Data records
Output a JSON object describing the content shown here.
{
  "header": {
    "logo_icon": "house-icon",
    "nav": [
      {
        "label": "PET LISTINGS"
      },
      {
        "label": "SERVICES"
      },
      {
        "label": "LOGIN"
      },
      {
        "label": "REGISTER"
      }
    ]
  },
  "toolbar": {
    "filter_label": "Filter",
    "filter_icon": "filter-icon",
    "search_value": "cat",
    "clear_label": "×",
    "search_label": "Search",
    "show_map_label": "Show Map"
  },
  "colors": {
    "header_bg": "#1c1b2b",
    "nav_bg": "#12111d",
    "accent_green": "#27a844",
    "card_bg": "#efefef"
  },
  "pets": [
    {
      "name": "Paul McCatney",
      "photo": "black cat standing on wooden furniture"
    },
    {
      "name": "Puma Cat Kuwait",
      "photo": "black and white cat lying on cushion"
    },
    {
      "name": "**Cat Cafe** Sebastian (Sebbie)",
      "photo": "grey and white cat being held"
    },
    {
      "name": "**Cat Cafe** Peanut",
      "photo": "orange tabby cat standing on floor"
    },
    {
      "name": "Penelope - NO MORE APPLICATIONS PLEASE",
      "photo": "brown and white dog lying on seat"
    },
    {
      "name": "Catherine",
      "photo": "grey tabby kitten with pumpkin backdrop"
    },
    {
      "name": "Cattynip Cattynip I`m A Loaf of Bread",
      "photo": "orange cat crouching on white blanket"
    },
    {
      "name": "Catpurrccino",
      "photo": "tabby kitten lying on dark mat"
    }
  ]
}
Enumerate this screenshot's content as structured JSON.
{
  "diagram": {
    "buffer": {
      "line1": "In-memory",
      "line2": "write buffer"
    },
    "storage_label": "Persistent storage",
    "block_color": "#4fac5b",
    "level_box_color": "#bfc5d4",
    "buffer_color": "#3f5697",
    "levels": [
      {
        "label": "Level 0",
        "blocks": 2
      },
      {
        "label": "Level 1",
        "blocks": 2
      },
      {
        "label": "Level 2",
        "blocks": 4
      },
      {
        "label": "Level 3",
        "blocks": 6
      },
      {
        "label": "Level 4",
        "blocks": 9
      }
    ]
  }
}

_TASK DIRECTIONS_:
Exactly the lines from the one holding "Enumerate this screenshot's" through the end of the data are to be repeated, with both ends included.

_RESULT OF THE TASK_:
Enumerate this screenshot's content as structured JSON.
{
  "diagram": {
    "buffer": {
      "line1": "In-memory",
      "line2": "write buffer"
    },
    "storage_label": "Persistent storage",
    "block_color": "#4fac5b",
    "level_box_color": "#bfc5d4",
    "buffer_color": "#3f5697",
    "levels": [
      {
        "label": "Level 0",
        "blocks": 2
      },
      {
        "label": "Level 1",
        "blocks": 2
      },
      {
        "label": "Level 2",
        "blocks": 4
      },
      {
        "label": "Level 3",
        "blocks": 6
      },
      {
        "label": "Level 4",
        "blocks": 9
      }
    ]
  }
}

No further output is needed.